This isn’t Leo’s first time working with “Burn Country”’s writer and director, Ian Olds. She’s known him since he was a film student at Columbia, and she’s starred in his 2005 short film “Bomb.” She’s wanted to work with him ever since, waiting around as he made two documentaries — including 2009’s “The Fixer: The Taking of Ajmal Naqshbandi,” which loosely inspired “Burn Country” — before he returned to narrative films (and thus working with actors).

“I have watched his work with great impatience at times,” she says, laughing. “I’ve waited for him to bring his extraordinary talents to today’s great dearth of great directors in independent film. I’ve waited 10 years or more to have this experience with him.”

Leo says that Olds possesses what she loves most about filmmakers, which is an ability to not only communicate with actors but entire crews, vastly different kinds of people. Not that there’s one single trait that defines a great director for her.

“Tommy Lee Jones — oh my god, what a great director to work for! Was he kind? Not particularly. He’s a beautiful, kind man, but not when he’s directing,” Leo recalls, laughing, about her "Three Burials of Melquiades Estrada" director. “He’s a gruff kind of guy. He’s a cowboy. He can smell fear, just like a good hunter.”

But she’s particularly effusive about Olds. “He’s an artist, a true film artist. And this is not the way I talk about every director I’ve ever worked with — fewer and fewer of them, in fact,” she says. She doesn’t hold back when talking about “Burn Country,” a film that’s impossible to categorize as a genre, that starts off looking like one kind of film and keeps twisting and turning, shocking and surprising.

“It engages you, and you can’t even say why it engages you.
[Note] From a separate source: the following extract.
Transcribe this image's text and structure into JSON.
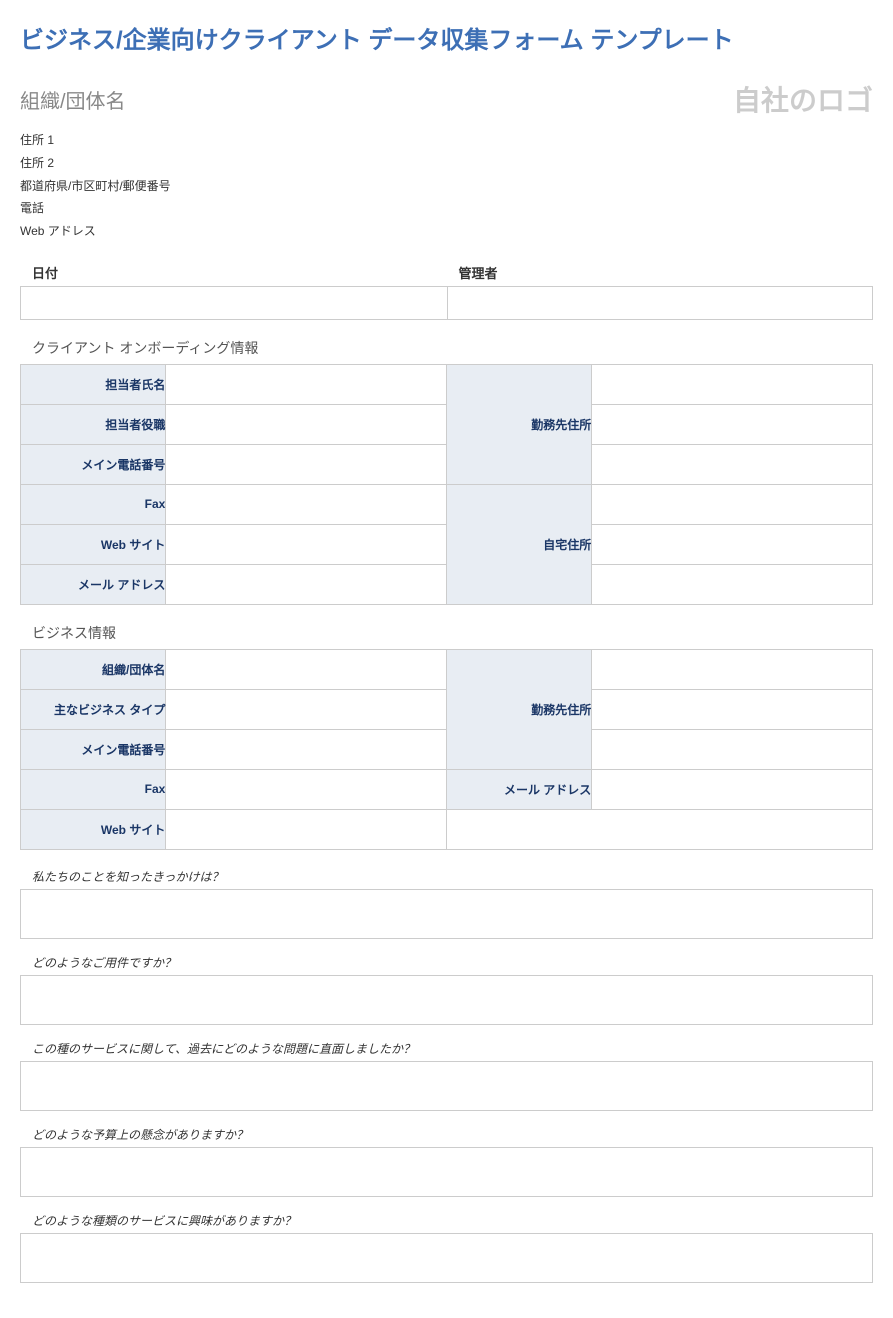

It will be copied. Someone will make millions, billions off of this new genre of Ian Olds films,” she gushes.

What’s their next team-up, then?

“I don’t know,” she replies. “But the next time he calls, I’m going.”

Follow Matt Prigge on Twitter @mattprigge